How do you rebuild a "nation" from but one survivor? The wave that destroyed so many communities left a tithe of survivors from other islands. In small groups, they begin to accumulate on Mau's island, forcing him - at thirteen years - to become the new "chief". He has already coped with the job of burying his relatives and other members of his nation. Even that propitiating task doesn't seem to quell the demands of The Grandfathers who visit him in dreams and visions. They express unfulfilled needs which he cannot comprehend. One of the refugees Mau must deal with is a Ataba, a priest who had trained on Mau's island. Ataba knows about the gods - and the white god anchors - which are to be kept nearby and bring good luck to the people of the Nation. This idea eludes Mau who wants to know which god brought the Great Wave and why he should be thankful for it.

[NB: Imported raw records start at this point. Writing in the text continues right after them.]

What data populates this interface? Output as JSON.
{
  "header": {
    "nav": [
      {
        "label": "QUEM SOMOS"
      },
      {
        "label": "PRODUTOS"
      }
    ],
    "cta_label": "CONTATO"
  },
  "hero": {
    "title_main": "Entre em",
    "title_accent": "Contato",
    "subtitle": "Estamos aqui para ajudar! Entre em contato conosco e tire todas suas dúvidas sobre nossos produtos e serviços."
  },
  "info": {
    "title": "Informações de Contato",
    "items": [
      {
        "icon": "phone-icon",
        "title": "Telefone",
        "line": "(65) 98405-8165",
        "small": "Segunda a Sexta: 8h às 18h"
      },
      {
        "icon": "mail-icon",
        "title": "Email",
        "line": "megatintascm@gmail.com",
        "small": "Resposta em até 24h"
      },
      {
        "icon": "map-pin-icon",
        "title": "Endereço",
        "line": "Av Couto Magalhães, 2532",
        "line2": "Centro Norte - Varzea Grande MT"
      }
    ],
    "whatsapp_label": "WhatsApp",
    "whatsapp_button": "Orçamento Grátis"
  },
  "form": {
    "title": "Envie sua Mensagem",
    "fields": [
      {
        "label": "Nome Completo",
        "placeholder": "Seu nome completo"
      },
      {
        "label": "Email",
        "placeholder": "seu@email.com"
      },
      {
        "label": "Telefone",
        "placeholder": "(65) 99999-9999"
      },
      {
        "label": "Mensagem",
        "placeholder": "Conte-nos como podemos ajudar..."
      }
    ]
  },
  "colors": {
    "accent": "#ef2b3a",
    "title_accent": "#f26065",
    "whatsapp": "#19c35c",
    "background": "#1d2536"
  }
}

Another of the wave's spared tithes is "Daphne", the sole survivor of the shipwreck. She's an Unbaked One from a distant land, daughter of one of the "trousermen". Pale skin and pants were known only by rumour in Mau's Nation prior to the wave. "Daphne", who has listened to Prof Aggasize's lectures and shaken hands with Mr Darwin, is rather a special person. She's in line to ascend the throne - but only after the deaths of 139 people, including of course, her father. In the Nation, "Daphne" finds a new life - she delivers babies, amputates limbs, kills a man . . . not what she'd been "trained" to do by her Gran. Above all, she must learn about Mau, his Nation and The Grandfathers residing somewhere in Mau's mind. A considerable challenge for a girl of but thirteen.
There aren't sufficient words of praise for this book. Pratchett builds his characters with his practiced finesse, keeping the tensions of their interacting lives taut but flexible enough for negotiation. After all, these two children begin their lives together without a word of communication. More seriously, however, Pratchett has those "children" begin thinking in ways that even close adults fail to grasp. "Daphne's" confrontation with her father at the conclusion is rich with implications - even for today. Mau, beset with the responsibility of keeping the refugee community in order, ascends to the role of chief, making him the builder of a new Nation, almost by accident. Can such an endeavour actually succeed? In many ways this is one of the most subversive works of fiction for "young adults" available. It portrays not only a world that is other than the one we live in now, but offers a means to achieve it. [stephen a. haines - Ottawa, Canada]